The task
Copy each line of the data beneath in which the word "JSON" appears.

Input for this task

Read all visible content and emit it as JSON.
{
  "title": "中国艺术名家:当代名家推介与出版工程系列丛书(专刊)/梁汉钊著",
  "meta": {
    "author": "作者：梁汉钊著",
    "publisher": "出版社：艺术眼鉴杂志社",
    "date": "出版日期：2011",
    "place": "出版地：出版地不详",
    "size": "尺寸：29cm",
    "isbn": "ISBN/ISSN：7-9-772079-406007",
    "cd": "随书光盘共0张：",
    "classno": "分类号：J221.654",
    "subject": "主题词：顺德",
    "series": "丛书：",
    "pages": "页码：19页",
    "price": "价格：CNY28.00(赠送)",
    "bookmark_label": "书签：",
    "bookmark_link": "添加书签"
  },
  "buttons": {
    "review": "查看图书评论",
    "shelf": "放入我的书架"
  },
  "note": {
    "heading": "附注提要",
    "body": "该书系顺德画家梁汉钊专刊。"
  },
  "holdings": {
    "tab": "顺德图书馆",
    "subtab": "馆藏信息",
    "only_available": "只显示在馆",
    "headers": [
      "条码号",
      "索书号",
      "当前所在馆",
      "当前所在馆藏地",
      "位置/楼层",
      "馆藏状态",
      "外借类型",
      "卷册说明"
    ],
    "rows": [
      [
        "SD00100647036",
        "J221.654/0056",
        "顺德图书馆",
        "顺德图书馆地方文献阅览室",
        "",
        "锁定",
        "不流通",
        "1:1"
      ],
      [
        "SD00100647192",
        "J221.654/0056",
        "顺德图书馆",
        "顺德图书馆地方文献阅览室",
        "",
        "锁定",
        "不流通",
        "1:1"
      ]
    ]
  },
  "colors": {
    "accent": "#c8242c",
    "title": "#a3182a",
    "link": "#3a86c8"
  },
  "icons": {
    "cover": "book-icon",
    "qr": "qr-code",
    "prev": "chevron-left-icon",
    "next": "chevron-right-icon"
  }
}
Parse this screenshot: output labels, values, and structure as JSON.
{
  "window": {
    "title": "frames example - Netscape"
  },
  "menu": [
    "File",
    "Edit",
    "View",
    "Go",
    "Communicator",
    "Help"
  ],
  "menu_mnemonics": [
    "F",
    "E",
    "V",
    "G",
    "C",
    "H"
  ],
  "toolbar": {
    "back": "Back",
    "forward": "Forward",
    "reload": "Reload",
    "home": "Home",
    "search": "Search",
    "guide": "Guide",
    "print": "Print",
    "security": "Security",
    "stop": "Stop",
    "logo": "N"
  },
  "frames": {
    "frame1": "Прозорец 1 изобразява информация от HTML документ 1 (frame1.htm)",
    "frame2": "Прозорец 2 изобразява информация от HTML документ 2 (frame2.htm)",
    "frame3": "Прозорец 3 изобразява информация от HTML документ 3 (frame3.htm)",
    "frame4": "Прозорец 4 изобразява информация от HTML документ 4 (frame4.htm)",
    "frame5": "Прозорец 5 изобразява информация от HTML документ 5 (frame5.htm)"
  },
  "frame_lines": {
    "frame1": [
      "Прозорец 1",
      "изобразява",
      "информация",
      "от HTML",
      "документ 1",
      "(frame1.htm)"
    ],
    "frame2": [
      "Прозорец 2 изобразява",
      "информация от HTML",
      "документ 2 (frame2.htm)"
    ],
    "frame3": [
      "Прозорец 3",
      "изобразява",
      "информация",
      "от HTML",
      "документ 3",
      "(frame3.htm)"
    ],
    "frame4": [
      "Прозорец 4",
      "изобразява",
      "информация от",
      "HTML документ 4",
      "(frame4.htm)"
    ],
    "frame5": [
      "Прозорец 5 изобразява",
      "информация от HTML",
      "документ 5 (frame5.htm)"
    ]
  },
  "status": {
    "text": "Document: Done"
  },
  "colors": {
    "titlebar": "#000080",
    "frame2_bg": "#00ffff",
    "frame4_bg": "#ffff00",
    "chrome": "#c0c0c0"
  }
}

Exercise solution
Read all visible content and emit it as JSON.
Parse this screenshot: output labels, values, and structure as JSON.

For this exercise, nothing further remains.